> **PROBLEM DESCRIPTION**:
Search the records below for "name"; copy each line that has it.

> **MATERIALS PROVIDED**:

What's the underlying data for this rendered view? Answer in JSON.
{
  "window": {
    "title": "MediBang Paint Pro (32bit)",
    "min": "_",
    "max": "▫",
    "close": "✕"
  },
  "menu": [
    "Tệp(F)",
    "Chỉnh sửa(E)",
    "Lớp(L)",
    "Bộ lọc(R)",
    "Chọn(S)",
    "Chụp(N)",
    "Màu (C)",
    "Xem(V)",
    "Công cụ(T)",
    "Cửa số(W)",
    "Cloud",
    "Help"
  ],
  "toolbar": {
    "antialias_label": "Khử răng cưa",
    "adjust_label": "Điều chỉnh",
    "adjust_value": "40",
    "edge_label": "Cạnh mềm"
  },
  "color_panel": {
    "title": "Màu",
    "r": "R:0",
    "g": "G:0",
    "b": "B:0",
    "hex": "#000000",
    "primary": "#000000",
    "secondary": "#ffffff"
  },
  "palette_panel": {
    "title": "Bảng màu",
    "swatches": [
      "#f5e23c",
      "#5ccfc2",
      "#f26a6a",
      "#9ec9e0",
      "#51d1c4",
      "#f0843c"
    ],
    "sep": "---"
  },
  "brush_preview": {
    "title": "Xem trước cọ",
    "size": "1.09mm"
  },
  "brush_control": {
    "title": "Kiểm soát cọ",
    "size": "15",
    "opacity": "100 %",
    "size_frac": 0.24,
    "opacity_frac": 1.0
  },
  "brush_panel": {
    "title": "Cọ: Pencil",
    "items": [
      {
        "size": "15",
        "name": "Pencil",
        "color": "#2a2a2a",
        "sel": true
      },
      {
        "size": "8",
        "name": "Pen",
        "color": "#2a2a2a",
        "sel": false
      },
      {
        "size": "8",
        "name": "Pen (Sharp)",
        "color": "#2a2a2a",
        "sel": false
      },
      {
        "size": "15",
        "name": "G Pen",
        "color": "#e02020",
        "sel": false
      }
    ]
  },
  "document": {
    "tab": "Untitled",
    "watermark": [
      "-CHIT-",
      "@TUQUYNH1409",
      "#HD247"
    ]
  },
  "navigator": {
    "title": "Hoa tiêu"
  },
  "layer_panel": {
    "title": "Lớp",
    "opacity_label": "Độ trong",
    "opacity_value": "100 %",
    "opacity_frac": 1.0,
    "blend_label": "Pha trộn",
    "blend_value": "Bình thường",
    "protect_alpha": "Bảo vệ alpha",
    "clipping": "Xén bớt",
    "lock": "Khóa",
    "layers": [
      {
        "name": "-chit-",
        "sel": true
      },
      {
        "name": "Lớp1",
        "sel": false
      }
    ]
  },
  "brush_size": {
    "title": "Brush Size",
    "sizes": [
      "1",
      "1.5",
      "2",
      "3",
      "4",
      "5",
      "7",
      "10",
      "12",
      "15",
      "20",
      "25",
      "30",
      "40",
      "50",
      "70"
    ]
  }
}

> **TASK RESULT**:
        "name": "Pencil",
        "name": "Pen",
        "name": "Pen (Sharp)",
        "name": "G Pen",
        "name": "-chit-",
        "name": "Lớp1",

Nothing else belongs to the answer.